━━━━━ Task input
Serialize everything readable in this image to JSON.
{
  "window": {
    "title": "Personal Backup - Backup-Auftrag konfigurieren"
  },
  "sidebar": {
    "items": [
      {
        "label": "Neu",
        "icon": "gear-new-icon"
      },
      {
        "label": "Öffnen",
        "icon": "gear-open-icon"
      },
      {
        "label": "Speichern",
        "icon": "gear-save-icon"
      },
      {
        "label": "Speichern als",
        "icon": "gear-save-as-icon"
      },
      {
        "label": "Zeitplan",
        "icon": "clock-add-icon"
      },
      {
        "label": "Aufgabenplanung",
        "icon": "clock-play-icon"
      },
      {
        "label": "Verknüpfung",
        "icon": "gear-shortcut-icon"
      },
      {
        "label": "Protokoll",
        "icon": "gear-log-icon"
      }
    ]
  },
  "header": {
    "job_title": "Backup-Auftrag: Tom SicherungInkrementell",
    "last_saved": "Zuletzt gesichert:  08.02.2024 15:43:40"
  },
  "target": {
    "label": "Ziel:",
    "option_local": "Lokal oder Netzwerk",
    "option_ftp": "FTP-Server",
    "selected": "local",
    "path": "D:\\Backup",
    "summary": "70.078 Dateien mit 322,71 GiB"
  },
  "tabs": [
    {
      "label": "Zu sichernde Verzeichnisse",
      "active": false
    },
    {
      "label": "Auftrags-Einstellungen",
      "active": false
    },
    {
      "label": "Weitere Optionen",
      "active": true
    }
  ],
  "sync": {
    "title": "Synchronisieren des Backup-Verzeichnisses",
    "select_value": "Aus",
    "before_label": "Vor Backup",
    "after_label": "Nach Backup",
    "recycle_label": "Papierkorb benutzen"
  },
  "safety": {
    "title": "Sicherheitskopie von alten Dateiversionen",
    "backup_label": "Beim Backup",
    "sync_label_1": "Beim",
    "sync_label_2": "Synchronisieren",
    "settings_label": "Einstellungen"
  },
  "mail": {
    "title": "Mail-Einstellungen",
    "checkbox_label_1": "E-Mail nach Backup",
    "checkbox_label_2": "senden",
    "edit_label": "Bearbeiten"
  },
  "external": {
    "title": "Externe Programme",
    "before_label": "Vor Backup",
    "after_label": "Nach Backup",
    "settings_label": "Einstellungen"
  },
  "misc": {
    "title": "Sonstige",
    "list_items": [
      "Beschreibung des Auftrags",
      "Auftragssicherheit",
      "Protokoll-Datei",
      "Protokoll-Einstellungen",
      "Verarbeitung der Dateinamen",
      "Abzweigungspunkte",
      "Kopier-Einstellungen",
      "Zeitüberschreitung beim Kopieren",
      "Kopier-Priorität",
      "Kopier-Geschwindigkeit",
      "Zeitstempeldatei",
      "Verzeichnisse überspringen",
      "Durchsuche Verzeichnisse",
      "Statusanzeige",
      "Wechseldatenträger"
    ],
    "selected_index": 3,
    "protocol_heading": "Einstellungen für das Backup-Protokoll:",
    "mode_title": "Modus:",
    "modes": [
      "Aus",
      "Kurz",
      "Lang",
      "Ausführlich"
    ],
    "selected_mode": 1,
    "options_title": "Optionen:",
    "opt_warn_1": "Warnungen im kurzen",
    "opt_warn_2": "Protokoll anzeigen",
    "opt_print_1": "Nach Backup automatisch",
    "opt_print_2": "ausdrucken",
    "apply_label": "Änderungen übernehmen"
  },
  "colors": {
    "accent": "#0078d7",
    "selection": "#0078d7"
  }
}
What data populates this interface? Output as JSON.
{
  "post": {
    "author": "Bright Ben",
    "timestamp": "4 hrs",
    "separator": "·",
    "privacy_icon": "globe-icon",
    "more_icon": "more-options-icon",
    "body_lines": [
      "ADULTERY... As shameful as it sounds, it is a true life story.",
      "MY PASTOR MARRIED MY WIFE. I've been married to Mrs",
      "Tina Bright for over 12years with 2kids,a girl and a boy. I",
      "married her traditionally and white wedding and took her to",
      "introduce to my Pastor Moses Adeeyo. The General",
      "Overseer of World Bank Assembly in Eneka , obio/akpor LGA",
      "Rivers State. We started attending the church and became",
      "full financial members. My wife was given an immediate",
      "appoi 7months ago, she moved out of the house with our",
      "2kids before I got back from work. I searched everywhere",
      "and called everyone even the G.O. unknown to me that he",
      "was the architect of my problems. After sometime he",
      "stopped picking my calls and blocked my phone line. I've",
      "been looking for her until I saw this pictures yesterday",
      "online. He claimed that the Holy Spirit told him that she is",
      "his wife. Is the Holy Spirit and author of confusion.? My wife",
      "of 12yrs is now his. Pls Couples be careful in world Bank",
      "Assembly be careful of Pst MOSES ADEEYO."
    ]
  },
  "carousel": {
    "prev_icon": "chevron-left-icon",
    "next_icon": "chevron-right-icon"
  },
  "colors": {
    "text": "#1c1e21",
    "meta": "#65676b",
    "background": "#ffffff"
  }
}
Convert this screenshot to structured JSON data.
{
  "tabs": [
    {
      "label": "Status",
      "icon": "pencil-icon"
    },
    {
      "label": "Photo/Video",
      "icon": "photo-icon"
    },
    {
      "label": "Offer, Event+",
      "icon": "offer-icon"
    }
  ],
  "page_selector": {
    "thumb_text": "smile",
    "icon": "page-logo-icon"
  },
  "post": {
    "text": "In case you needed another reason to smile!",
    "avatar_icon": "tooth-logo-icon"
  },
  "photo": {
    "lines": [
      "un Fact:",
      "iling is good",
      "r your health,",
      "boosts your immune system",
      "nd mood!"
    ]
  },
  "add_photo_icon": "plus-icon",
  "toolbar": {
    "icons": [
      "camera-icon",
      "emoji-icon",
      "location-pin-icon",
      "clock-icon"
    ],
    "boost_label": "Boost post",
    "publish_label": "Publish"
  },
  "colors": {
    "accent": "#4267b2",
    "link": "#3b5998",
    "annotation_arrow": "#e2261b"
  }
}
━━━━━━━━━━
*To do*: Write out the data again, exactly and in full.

*Task result*:
Serialize everything readable in this image to JSON.
{
  "window": {
    "title": "Personal Backup - Backup-Auftrag konfigurieren"
  },
  "sidebar": {
    "items": [
      {
        "label": "Neu",
        "icon": "gear-new-icon"
      },
      {
        "label": "Öffnen",
        "icon": "gear-open-icon"
      },
      {
        "label": "Speichern",
        "icon": "gear-save-icon"
      },
      {
        "label": "Speichern als",
        "icon": "gear-save-as-icon"
      },
      {
        "label": "Zeitplan",
        "icon": "clock-add-icon"
      },
      {
        "label": "Aufgabenplanung",
        "icon": "clock-play-icon"
      },
      {
        "label": "Verknüpfung",
        "icon": "gear-shortcut-icon"
      },
      {
        "label": "Protokoll",
        "icon": "gear-log-icon"
      }
    ]
  },
  "header": {
    "job_title": "Backup-Auftrag: Tom SicherungInkrementell",
    "last_saved": "Zuletzt gesichert:  08.02.2024 15:43:40"
  },
  "target": {
    "label": "Ziel:",
    "option_local": "Lokal oder Netzwerk",
    "option_ftp": "FTP-Server",
    "selected": "local",
    "path": "D:\\Backup",
    "summary": "70.078 Dateien mit 322,71 GiB"
  },
  "tabs": [
    {
      "label": "Zu sichernde Verzeichnisse",
      "active": false
    },
    {
      "label": "Auftrags-Einstellungen",
      "active": false
    },
    {
      "label": "Weitere Optionen",
      "active": true
    }
  ],
  "sync": {
    "title": "Synchronisieren des Backup-Verzeichnisses",
    "select_value": "Aus",
    "before_label": "Vor Backup",
    "after_label": "Nach Backup",
    "recycle_label": "Papierkorb benutzen"
  },
  "safety": {
    "title": "Sicherheitskopie von alten Dateiversionen",
    "backup_label": "Beim Backup",
    "sync_label_1": "Beim",
    "sync_label_2": "Synchronisieren",
    "settings_label": "Einstellungen"
  },
  "mail": {
    "title": "Mail-Einstellungen",
    "checkbox_label_1": "E-Mail nach Backup",
    "checkbox_label_2": "senden",
    "edit_label": "Bearbeiten"
  },
  "external": {
    "title": "Externe Programme",
    "before_label": "Vor Backup",
    "after_label": "Nach Backup",
    "settings_label": "Einstellungen"
  },
  "misc": {
    "title": "Sonstige",
    "list_items": [
      "Beschreibung des Auftrags",
      "Auftragssicherheit",
      "Protokoll-Datei",
      "Protokoll-Einstellungen",
      "Verarbeitung der Dateinamen",
      "Abzweigungspunkte",
      "Kopier-Einstellungen",
      "Zeitüberschreitung beim Kopieren",
      "Kopier-Priorität",
      "Kopier-Geschwindigkeit",
      "Zeitstempeldatei",
      "Verzeichnisse überspringen",
      "Durchsuche Verzeichnisse",
      "Statusanzeige",
      "Wechseldatenträger"
    ],
    "selected_index": 3,
    "protocol_heading": "Einstellungen für das Backup-Protokoll:",
    "mode_title": "Modus:",
    "modes": [
      "Aus",
      "Kurz",
      "Lang",
      "Ausführlich"
    ],
    "selected_mode": 1,
    "options_title": "Optionen:",
    "opt_warn_1": "Warnungen im kurzen",
    "opt_warn_2": "Protokoll anzeigen",
    "opt_print_1": "Nach Backup automatisch",
    "opt_print_2": "ausdrucken",
    "apply_label": "Änderungen übernehmen"
  },
  "colors": {
    "accent": "#0078d7",
    "selection": "#0078d7"
  }
}
What data populates this interface? Output as JSON.
{
  "post": {
    "author": "Bright Ben",
    "timestamp": "4 hrs",
    "separator": "·",
    "privacy_icon": "globe-icon",
    "more_icon": "more-options-icon",
    "body_lines": [
      "ADULTERY... As shameful as it sounds, it is a true life story.",
      "MY PASTOR MARRIED MY WIFE. I've been married to Mrs",
      "Tina Bright for over 12years with 2kids,a girl and a boy. I",
      "married her traditionally and white wedding and took her to",
      "introduce to my Pastor Moses Adeeyo. The General",
      "Overseer of World Bank Assembly in Eneka , obio/akpor LGA",
      "Rivers State. We started attending the church and became",
      "full financial members. My wife was given an immediate",
      "appoi 7months ago, she moved out of the house with our",
      "2kids before I got back from work. I searched everywhere",
      "and called everyone even the G.O. unknown to me that he",
      "was the architect of my problems. After sometime he",
      "stopped picking my calls and blocked my phone line. I've",
      "been looking for her until I saw this pictures yesterday",
      "online. He claimed that the Holy Spirit told him that she is",
      "his wife. Is the Holy Spirit and author of confusion.? My wife",
      "of 12yrs is now his. Pls Couples be careful in world Bank",
      "Assembly be careful of Pst MOSES ADEEYO."
    ]
  },
  "carousel": {
    "prev_icon": "chevron-left-icon",
    "next_icon": "chevron-right-icon"
  },
  "colors": {
    "text": "#1c1e21",
    "meta": "#65676b",
    "background": "#ffffff"
  }
}
Convert this screenshot to structured JSON data.
{
  "tabs": [
    {
      "label": "Status",
      "icon": "pencil-icon"
    },
    {
      "label": "Photo/Video",
      "icon": "photo-icon"
    },
    {
      "label": "Offer, Event+",
      "icon": "offer-icon"
    }
  ],
  "page_selector": {
    "thumb_text": "smile",
    "icon": "page-logo-icon"
  },
  "post": {
    "text": "In case you needed another reason to smile!",
    "avatar_icon": "tooth-logo-icon"
  },
  "photo": {
    "lines": [
      "un Fact:",
      "iling is good",
      "r your health,",
      "boosts your immune system",
      "nd mood!"
    ]
  },
  "add_photo_icon": "plus-icon",
  "toolbar": {
    "icons": [
      "camera-icon",
      "emoji-icon",
      "location-pin-icon",
      "clock-icon"
    ],
    "boost_label": "Boost post",
    "publish_label": "Publish"
  },
  "colors": {
    "accent": "#4267b2",
    "link": "#3b5998",
    "annotation_arrow": "#e2261b"
  }
}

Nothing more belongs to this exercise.